      Guo, Xin; Li, Honggui; Xu, Hang; Halim, Vera; Zhang, Weiyu; Wang, Huan; Ong, Kuok Teong; Woo, Shih-Lung; Walzem, Rosemary L.; Mashek, Douglas G.; et al. (2012-06-29)
      The interaction between fat deposition and inflammation during obesity contributes to the development of non-alcoholic fatty liver disease (NAFLD). The present study examined the effects of palmitoleate, a monounsaturated fatty acid (16⠶1n7), on liver metabolic and inflammatory responses, and investigated the mechanisms by which palmitoleate increases hepatocyte fatty acid synthase (FAS) expression. Male wild-type C57BL/6J mice were supplemented with palmitoleate and subjected to the assays to analyze hepatic steatosis and liver inflammatory response. Additionally, mouse primary hepatocytes were treated with palmitoleate and used to analyze fat deposition, the inflammatory response, and sterol regulatory element-binding protein 1c (SREBP1c) activation. Compared with controls, palmitoleate supplementation increased the circulating levels of palmitoleate and improved systemic insulin sensitivity. Locally, hepatic fat deposition and SREBP1c and FAS expression were significantly increased in palmitoleate-supplemented mice. These pro-lipogenic events were accompanied by improvement of liver insulin signaling. In addition, palmitoleate supplementation reduced the numbers of macrophages/Kupffer cells in livers of the treated mice. Consistently, supplementation of palmitoleate decreased the phosphorylation of nuclear factor kappa B (NF-κB, p65) and the expression of proinflammatory cytokines. These results were recapitulated in primary mouse hepatocytes. In terms of regulating FAS expression, treatment of palmitoleate increased the transcription activity of SREBP1c and enhanced the binding of SREBP1c to FAS promoter. Palmitoleate also decreased the phosphorylation of NF-κB p65 and the expression of proinflammatory cytokines in cultured macrophages. Together, these results suggest that palmitoleate acts through dissociating liver inflammatory response from hepatic steatosis to play a unique role in NAFLD.
    • Rhabdomyosarcomas in Aging A/J Mice

      Sher, Roger B.; Cox, Gregory A.; Mills, Kevin D.; Sundberg, John P.; McNeil, Paul L.; Department of Cellular Biology and Anatomy; College of Graduate Studies (2011-08-10)

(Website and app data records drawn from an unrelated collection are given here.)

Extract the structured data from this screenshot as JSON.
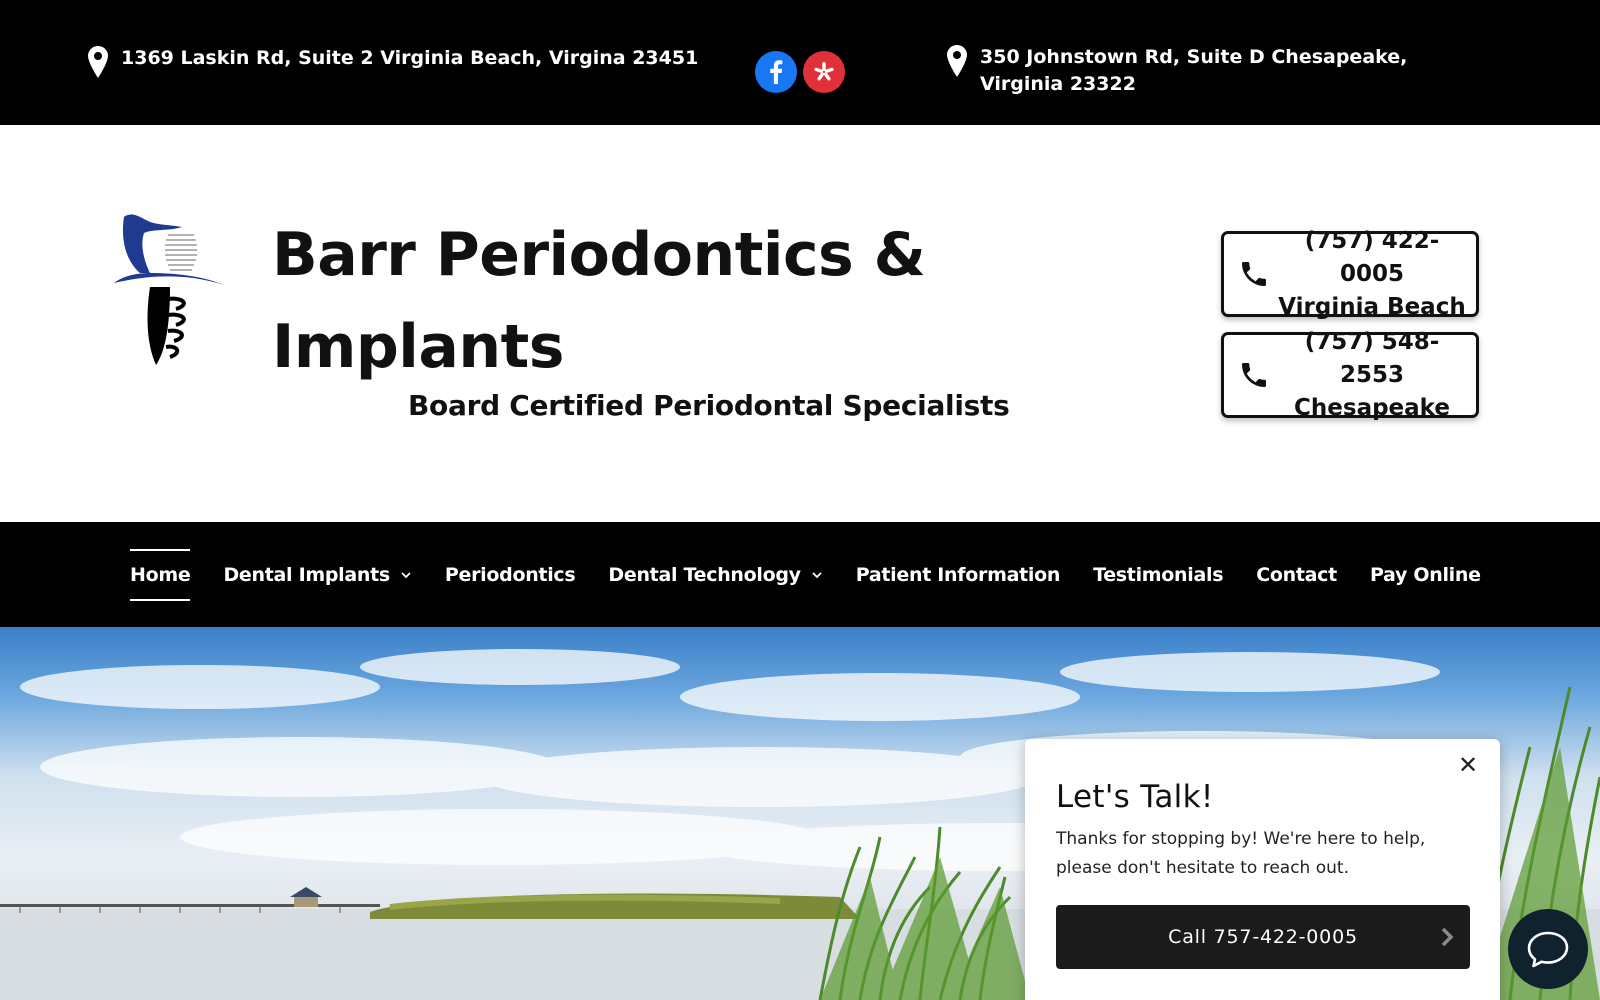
{
  "topbar": {
    "address_1": "1369 Laskin Rd, Suite 2 Virginia Beach, Virgina 23451",
    "address_2": "350 Johnstown Rd, Suite D Chesapeake, Virginia 23322",
    "social": [
      {
        "icon": "facebook-icon",
        "color": "#1877f2"
      },
      {
        "icon": "yelp-icon",
        "color": "#e0313a"
      }
    ]
  },
  "header": {
    "brand_title": "Barr Periodontics & Implants",
    "brand_subtitle": "Board Certified Periodontal Specialists",
    "phones": [
      {
        "number": "(757) 422-0005",
        "location": "Virginia Beach"
      },
      {
        "number": "(757) 548-2553",
        "location": "Chesapeake"
      }
    ]
  },
  "nav": {
    "items": [
      {
        "label": "Home",
        "active": true,
        "has_dropdown": false
      },
      {
        "label": "Dental Implants",
        "active": false,
        "has_dropdown": true
      },
      {
        "label": "Periodontics",
        "active": false,
        "has_dropdown": false
      },
      {
        "label": "Dental Technology",
        "active": false,
        "has_dropdown": true
      },
      {
        "label": "Patient Information",
        "active": false,
        "has_dropdown": false
      },
      {
        "label": "Testimonials",
        "active": false,
        "has_dropdown": false
      },
      {
        "label": "Contact",
        "active": false,
        "has_dropdown": false
      },
      {
        "label": "Pay Online",
        "active": false,
        "has_dropdown": false
      }
    ]
  },
  "chat": {
    "close_glyph": "✕",
    "title": "Let's Talk!",
    "message": "Thanks for stopping by! We're here to help, please don't hesitate to reach out.",
    "cta_label": "Call 757-422-0005"
  },
  "colors": {
    "topbar_bg": "#000000",
    "nav_bg": "#000000",
    "logo_blue": "#1f3b8f",
    "chat_cta_bg": "#1b1b1b",
    "chat_bubble_bg": "#10222e"
  }
}
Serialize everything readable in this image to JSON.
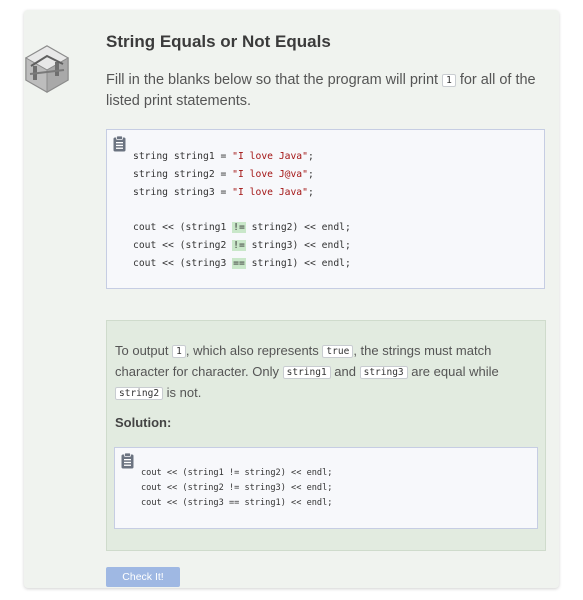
{
  "exercise": {
    "title": "String Equals or Not Equals",
    "instructions": {
      "before": "Fill in the blanks below so that the program will print ",
      "code": "1",
      "after": " for all of the listed print statements."
    }
  },
  "code_editor": {
    "lines": {
      "l1_pre": "string string1 = ",
      "l1_str": "\"I love Java\"",
      "l1_end": ";",
      "l2_pre": "string string2 = ",
      "l2_str": "\"I love J@va\"",
      "l2_end": ";",
      "l3_pre": "string string3 = ",
      "l3_str": "\"I love Java\"",
      "l3_end": ";",
      "l4_pre": "cout << (string1 ",
      "l4_blank": "!=",
      "l4_post": " string2) << endl;",
      "l5_pre": "cout << (string2 ",
      "l5_blank": "!=",
      "l5_post": " string3) << endl;",
      "l6_pre": "cout << (string3 ",
      "l6_blank": "==",
      "l6_post": " string1) << endl;"
    }
  },
  "solution": {
    "explanation": {
      "t1": "To output ",
      "c1": "1",
      "t2": ", which also represents ",
      "c2": "true",
      "t3": ", the strings must match character for character. Only ",
      "c3": "string1",
      "t4": " and ",
      "c4": "string3",
      "t5": " are equal while ",
      "c5": "string2",
      "t6": " is not."
    },
    "label": "Solution:",
    "code": "cout << (string1 != string2) << endl;\ncout << (string2 != string3) << endl;\ncout << (string3 == string1) << endl;"
  },
  "check_button": {
    "label": "Check It!"
  },
  "colors": {
    "card_bg": "#f0f3ef",
    "solution_bg": "#e2ebe0",
    "code_bg": "#f7f8fb",
    "string_literal": "#a31515",
    "blank_highlight": "#c9e7c9",
    "button_bg": "#9fb8e3"
  },
  "icons": {
    "badge": "isometric-bridge-icon",
    "copy": "clipboard-icon"
  }
}
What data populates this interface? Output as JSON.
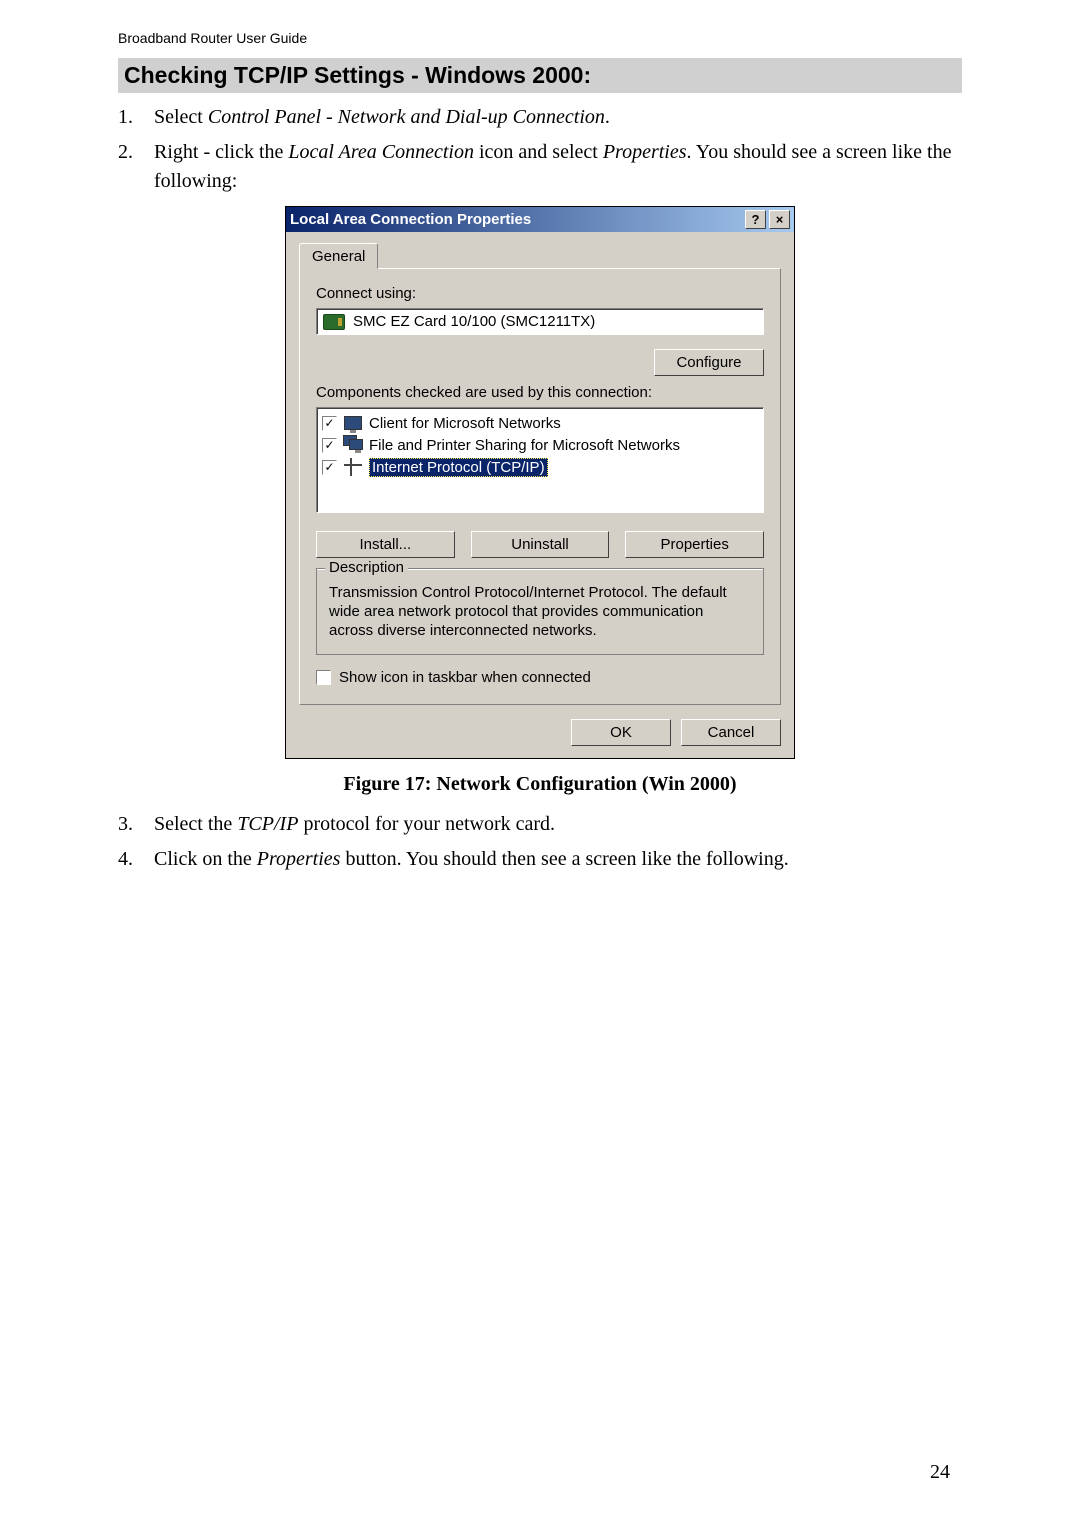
{
  "header": "Broadband Router User Guide",
  "sectionTitle": "Checking TCP/IP Settings - Windows 2000:",
  "steps": {
    "s1": {
      "num": "1.",
      "pre": "Select ",
      "it": "Control Panel - Network and Dial-up Connection",
      "post": "."
    },
    "s2": {
      "num": "2.",
      "pre": "Right - click the ",
      "it": "Local Area Connection",
      "mid": " icon and select ",
      "it2": "Properties",
      "post": ". You should see a screen like the following:"
    },
    "s3": {
      "num": "3.",
      "pre": "Select the ",
      "it": "TCP/IP",
      "post": " protocol for your network card."
    },
    "s4": {
      "num": "4.",
      "pre": "Click on the ",
      "it": "Properties",
      "post": " button. You should then see a screen like the following."
    }
  },
  "caption": "Figure 17: Network Configuration (Win 2000)",
  "pageNum": "24",
  "dlg": {
    "title": "Local Area Connection Properties",
    "help": "?",
    "close": "×",
    "tab": "General",
    "connectUsing": "Connect using:",
    "adapter": "SMC EZ Card 10/100 (SMC1211TX)",
    "configure": "Configure",
    "componentsLabel": "Components checked are used by this connection:",
    "comp1": "Client for Microsoft Networks",
    "comp2": "File and Printer Sharing for Microsoft Networks",
    "comp3": "Internet Protocol (TCP/IP)",
    "install": "Install...",
    "uninstall": "Uninstall",
    "properties": "Properties",
    "descLegend": "Description",
    "descText": "Transmission Control Protocol/Internet Protocol. The default wide area network protocol that provides communication across diverse interconnected networks.",
    "showIcon": "Show icon in taskbar when connected",
    "ok": "OK",
    "cancel": "Cancel"
  }
}
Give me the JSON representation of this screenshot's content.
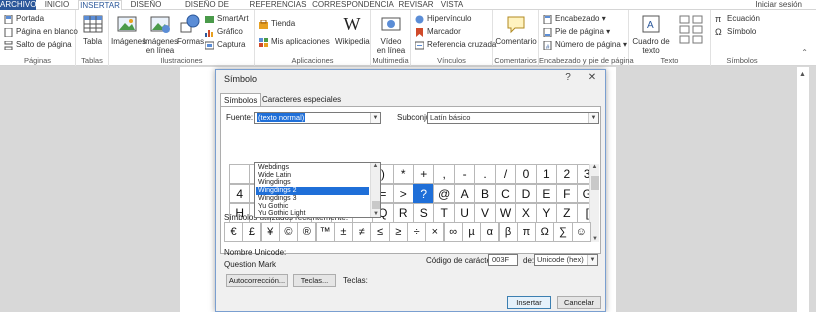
{
  "ribbon_tabs": [
    "ARCHIVO",
    "INICIO",
    "INSERTAR",
    "DISEÑO",
    "DISEÑO DE PÁGINA",
    "REFERENCIAS",
    "CORRESPONDENCIA",
    "REVISAR",
    "VISTA"
  ],
  "signin": "Iniciar sesión",
  "groups": {
    "paginas": {
      "label": "Páginas",
      "items": [
        "Portada",
        "Página en blanco",
        "Salto de página"
      ]
    },
    "tablas": {
      "label": "Tablas",
      "tabla": "Tabla"
    },
    "ilustraciones": {
      "label": "Ilustraciones",
      "imagenes": "Imágenes",
      "imagenes_linea_1": "Imágenes",
      "imagenes_linea_2": "en línea",
      "formas": "Formas",
      "smartart": "SmartArt",
      "grafico": "Gráfico",
      "captura": "Captura"
    },
    "aplicaciones": {
      "label": "Aplicaciones",
      "tienda": "Tienda",
      "mis_apps": "Mis aplicaciones",
      "wikipedia": "Wikipedia"
    },
    "multimedia": {
      "label": "Multimedia",
      "video_1": "Vídeo",
      "video_2": "en línea"
    },
    "vinculos": {
      "label": "Vínculos",
      "items": [
        "Hipervínculo",
        "Marcador",
        "Referencia cruzada"
      ]
    },
    "comentarios": {
      "label": "Comentarios",
      "comentario": "Comentario"
    },
    "encabezado": {
      "label": "Encabezado y pie de página",
      "items": [
        "Encabezado",
        "Pie de página",
        "Número de página"
      ]
    },
    "texto": {
      "label": "Texto",
      "cuadro_1": "Cuadro de",
      "cuadro_2": "texto"
    },
    "simbolos": {
      "label": "Símbolos",
      "ecuacion": "Ecuación",
      "simbolo": "Símbolo"
    }
  },
  "dialog": {
    "title": "Símbolo",
    "help": "?",
    "close": "✕",
    "tabs": [
      "Símbolos",
      "Caracteres especiales"
    ],
    "font_label": "Fuente:",
    "font_value": "(texto normal)",
    "subset_label": "Subconjunto:",
    "subset_value": "Latín básico",
    "font_options": [
      "Webdings",
      "Wide Latin",
      "Wingdings",
      "Wingdings 2",
      "Wingdings 3",
      "Yu Gothic",
      "Yu Gothic Light"
    ],
    "font_options_highlight": "Wingdings 2",
    "grid_rows": [
      [
        "",
        "",
        "",
        "",
        "",
        "",
        "(",
        ")",
        "*",
        "+",
        ",",
        "-",
        ".",
        "/",
        "0",
        "1",
        "2",
        "3"
      ],
      [
        "4",
        "",
        "",
        "",
        "",
        "",
        "<",
        "=",
        ">",
        "?",
        "@",
        "A",
        "B",
        "C",
        "D",
        "E",
        "F",
        "G"
      ],
      [
        "H",
        "",
        "",
        "",
        "",
        "",
        "P",
        "Q",
        "R",
        "S",
        "T",
        "U",
        "V",
        "W",
        "X",
        "Y",
        "Z",
        "["
      ],
      [
        "\\",
        "]",
        "^",
        "_",
        "`",
        "a",
        "b",
        "c",
        "d",
        "e",
        "f",
        "g",
        "h",
        "i",
        "j",
        "k",
        "l",
        "m",
        "n",
        "o"
      ]
    ],
    "selected_char": "?",
    "recent_label": "Símbolos utilizados recientemente:",
    "recent": [
      "€",
      "£",
      "¥",
      "©",
      "®",
      "™",
      "±",
      "≠",
      "≤",
      "≥",
      "÷",
      "×",
      "∞",
      "µ",
      "α",
      "β",
      "π",
      "Ω",
      "∑",
      "☺"
    ],
    "unicode_name_label": "Nombre Unicode:",
    "unicode_name": "Question Mark",
    "char_code_label": "Código de carácter:",
    "char_code": "003F",
    "from_label": "de:",
    "from_value": "Unicode (hex)",
    "autocorrect": "Autocorrección...",
    "shortcut_btn": "Teclas...",
    "shortcut_label": "Teclas:",
    "insert": "Insertar",
    "cancel": "Cancelar"
  }
}
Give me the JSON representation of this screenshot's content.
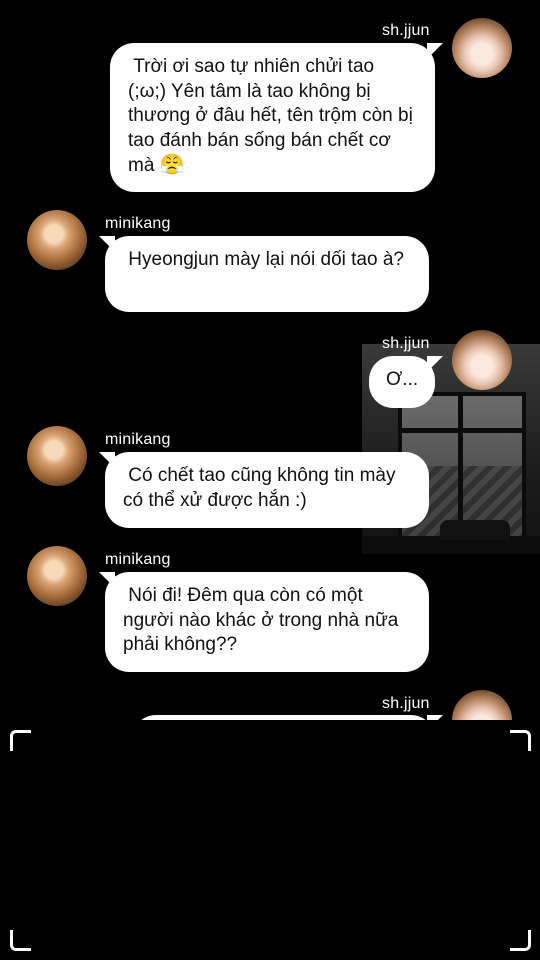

      Rhabdomyosarcomas (RSCs) are skeletal muscle neoplasms found in humans and domestic mammals. The A/J inbred strain developed a high frequency (between 70â 80%) of adult pleomorphic type (APT) RSC at >20 months of age while BALB/cByJ also develop RSC but less frequently. These neoplasms invaded skeletal muscle surrounding either the axial or proximal appendicular skeleton and were characterized by pleomorphic cells with abundant eosinophilic cytoplasm, multiple nuclei, and cross striations. The diagnosis was confirmed by detection of alpha-sarcomeric actin and myogenin in the neoplastic cells using immunocytochemistry. The A/J strain, but not the related BALB/c substrains, is also characterised by a progressive muscular dystrophy homologous to limb-girdle muscular dystrophy type 2B. The association between the development of RSC in similar muscle groups to those most severely affected by the progressive muscular dystrophy suggested that these neoplasms developed from abnormal regeneration of the skeletal muscle exacerbated by the dysferlin mutation. Transcriptome analyses of RSCs revealed marked downregulation of genes in muscular development and function signaling networks. Non-synonymous coding SNPs were found in Myl1, Abra, Sgca, Ttn, and Kcnj12 suggesting these may be important in the pathogenesis of RSC. These studies suggest that A strains of mice can be useful models for dissecting the molecular genetic basis for development, progression, and ultimately for testing novel anticancer therapeutic agents dealing with rhabdomyosarcoma.